Carissa bushLooking for ripe Num Num or Carissa berries. The white milk that you see when you pick these berries are non toxic. The fruit is delicious and attracts birds and butterflies but this clever bush protects its berries with big spiky thorns.

Sour figSour figs or Carpobrotus edulis. This an amazing all-rounder. It provides snacks, medicine and is a super easy water-wise plant to grow! The tortoises love eating these succulent fleshy leaves.

ChrysanthemoidesSearching for some ripe Tick Berries. The Crysanthemoides monilifera is much loved by the birds and they have usually eaten all the ripe berries before we can find any! “monilifera” means “bearing a necklace” in Latin, referring to its cluster of berries. The berries are green until they ripen, turning into plump juicy black berries that look just like fat ticks.

Portulacaria afraTasting some spekboom leaves. The Portulacaria afra is a fascinating plant. The sharp tart flavoured leaves are edible and are a great addition added raw to salads or fried with a bit of butter and seasoning. It has many medicinal properties including the traditional use of increasing milk production in breastfeeding moms. Elephants love this juicy plant and its a great carbon absorber. It also soaks up the suns harmful rays, creating a happy healthy enviroment for animals and insects to live under.

Kai appleLucky us – there was a Dovyalis caffra with an abundance of its tasty fruit spilling over just waiting to be foraged. Dovyalis means Spear in Greek, and there are long sharp thorns protecting the fruit in these trees. Six nimble fingered hands soon got the hang of extracting the fruit though!

Kai applesThe old kai apples on the ground were declared perfect for magic potions.

Salad greensWe collected some salad greens from the veggie gardens. Coriander, different types of lettuce, spinach, baby beetroot tops, celery, fennel fronds, and edible flowers.

RadishesFat juicy radishes!

Tulbaghia violaceaWe dug for some wild garlic roots. This was quite an established patch, so we had to dig hard and carefully separate some of these roots to be scrubbed well and baked in the oven. As soon as the long leaves are bruised it gives of a strong garlic aroma. Throughout summer, these plants have beautiful violet flowers that can be added to salads and especially delicious in potato salad.

Purple carrotsWe found some crazy purple carrots! These have an amazing nutty taste, nothing like the tasteless orange carrots you find in the supermarkets. Best eaten raw, seconds after picking them and washing them off.

HarvestFood glorious food!

Rinsing the foodRinsing off the leaves and flowers.

Lavender and PelargoniumThe secret ingredients for the scones!

Making the sconesRolling and shaping and adding the petals and leaves to the scones.

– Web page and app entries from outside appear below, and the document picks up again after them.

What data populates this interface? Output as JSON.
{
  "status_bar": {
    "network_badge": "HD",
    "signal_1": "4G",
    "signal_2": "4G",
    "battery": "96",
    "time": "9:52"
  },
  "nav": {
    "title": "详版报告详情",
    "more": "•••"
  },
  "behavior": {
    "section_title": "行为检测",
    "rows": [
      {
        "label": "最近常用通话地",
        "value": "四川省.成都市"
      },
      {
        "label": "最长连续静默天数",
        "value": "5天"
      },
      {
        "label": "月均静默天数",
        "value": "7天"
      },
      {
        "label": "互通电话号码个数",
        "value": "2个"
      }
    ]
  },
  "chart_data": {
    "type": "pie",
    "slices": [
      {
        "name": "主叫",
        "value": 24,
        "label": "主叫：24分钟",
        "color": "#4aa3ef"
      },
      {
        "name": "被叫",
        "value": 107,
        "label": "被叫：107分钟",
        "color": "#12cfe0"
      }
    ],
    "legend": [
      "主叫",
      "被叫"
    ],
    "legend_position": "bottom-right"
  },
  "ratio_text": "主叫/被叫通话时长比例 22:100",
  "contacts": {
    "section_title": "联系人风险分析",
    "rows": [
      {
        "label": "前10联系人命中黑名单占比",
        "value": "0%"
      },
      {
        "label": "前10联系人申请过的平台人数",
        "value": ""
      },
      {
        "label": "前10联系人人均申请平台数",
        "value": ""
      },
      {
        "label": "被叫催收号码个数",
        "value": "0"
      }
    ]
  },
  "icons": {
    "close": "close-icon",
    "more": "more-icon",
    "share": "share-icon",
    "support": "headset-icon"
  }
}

Golden sugar-free flower sconesThis golden one is mine!

Fresh rainbow saladFresh rainbow salad – who could resist?

Carissa and Kai apple jam on flower sconesAnyone for a bite of Kai apple and Num num jam on warm buttered flower scones?

A foraged feast!After a morning of hard work, we sat down to a well deserved freshly foraged meal. Delicious!

Lunch time!All our foraged and harvested Fynbos Flavour walks are different, depending on whats growing in the gardens at the time of your visit.

Who knows what next seasons menu will bring…

Hope you will be at the table!